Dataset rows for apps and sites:
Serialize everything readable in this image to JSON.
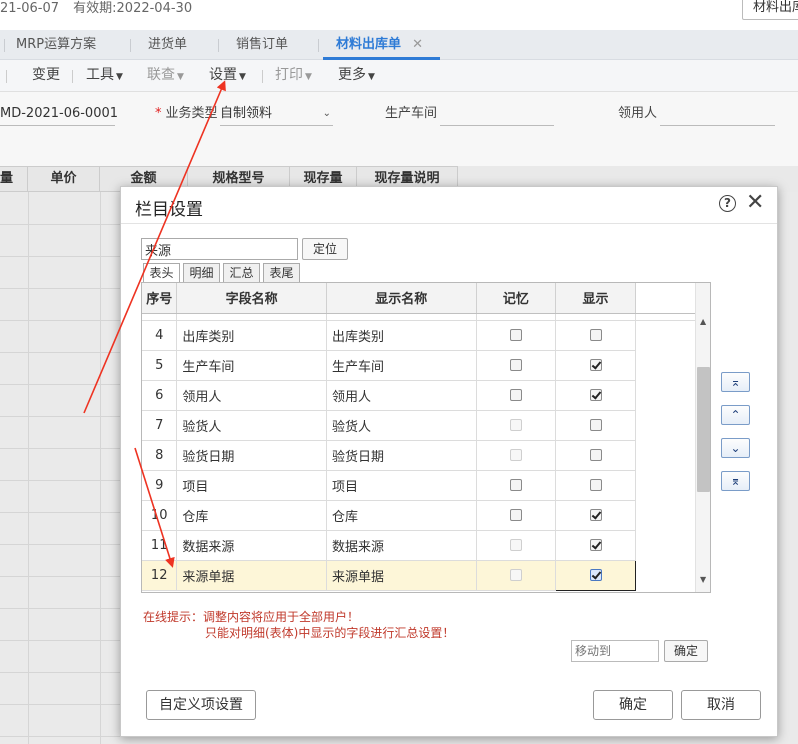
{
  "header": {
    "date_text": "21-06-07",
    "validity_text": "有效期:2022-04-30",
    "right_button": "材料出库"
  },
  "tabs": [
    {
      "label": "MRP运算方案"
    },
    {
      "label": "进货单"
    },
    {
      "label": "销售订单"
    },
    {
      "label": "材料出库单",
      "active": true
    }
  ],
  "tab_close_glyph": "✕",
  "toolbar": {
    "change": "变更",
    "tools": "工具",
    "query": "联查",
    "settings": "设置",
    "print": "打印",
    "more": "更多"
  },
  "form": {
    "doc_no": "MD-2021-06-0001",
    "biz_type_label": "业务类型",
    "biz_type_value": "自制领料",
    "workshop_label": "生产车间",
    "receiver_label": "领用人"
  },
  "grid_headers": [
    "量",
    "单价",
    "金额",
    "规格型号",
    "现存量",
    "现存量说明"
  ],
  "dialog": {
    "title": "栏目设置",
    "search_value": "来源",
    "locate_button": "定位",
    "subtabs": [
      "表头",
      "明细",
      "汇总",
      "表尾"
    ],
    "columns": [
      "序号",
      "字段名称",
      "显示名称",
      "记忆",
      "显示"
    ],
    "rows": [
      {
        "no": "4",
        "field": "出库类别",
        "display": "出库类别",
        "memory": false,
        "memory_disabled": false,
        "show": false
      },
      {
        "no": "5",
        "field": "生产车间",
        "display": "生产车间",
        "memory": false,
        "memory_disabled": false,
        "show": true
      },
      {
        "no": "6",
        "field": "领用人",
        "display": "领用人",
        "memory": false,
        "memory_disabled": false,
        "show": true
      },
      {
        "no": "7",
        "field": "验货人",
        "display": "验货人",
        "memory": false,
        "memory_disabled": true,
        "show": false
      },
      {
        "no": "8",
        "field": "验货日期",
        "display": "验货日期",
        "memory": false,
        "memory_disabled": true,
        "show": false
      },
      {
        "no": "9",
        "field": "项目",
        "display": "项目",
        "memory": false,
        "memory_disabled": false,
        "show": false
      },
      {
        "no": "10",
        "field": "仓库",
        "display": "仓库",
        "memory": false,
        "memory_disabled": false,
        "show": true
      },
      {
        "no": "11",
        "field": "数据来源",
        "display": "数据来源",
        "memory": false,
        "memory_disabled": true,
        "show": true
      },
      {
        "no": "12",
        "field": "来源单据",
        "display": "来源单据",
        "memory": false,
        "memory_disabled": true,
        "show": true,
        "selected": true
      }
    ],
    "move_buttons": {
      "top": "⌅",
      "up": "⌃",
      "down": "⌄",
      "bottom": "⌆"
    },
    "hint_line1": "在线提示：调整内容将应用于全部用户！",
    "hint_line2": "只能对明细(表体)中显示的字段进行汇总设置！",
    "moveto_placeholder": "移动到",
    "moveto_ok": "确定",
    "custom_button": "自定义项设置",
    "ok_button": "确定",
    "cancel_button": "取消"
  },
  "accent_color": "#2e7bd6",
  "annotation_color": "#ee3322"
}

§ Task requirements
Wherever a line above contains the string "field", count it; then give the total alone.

§ Your response
9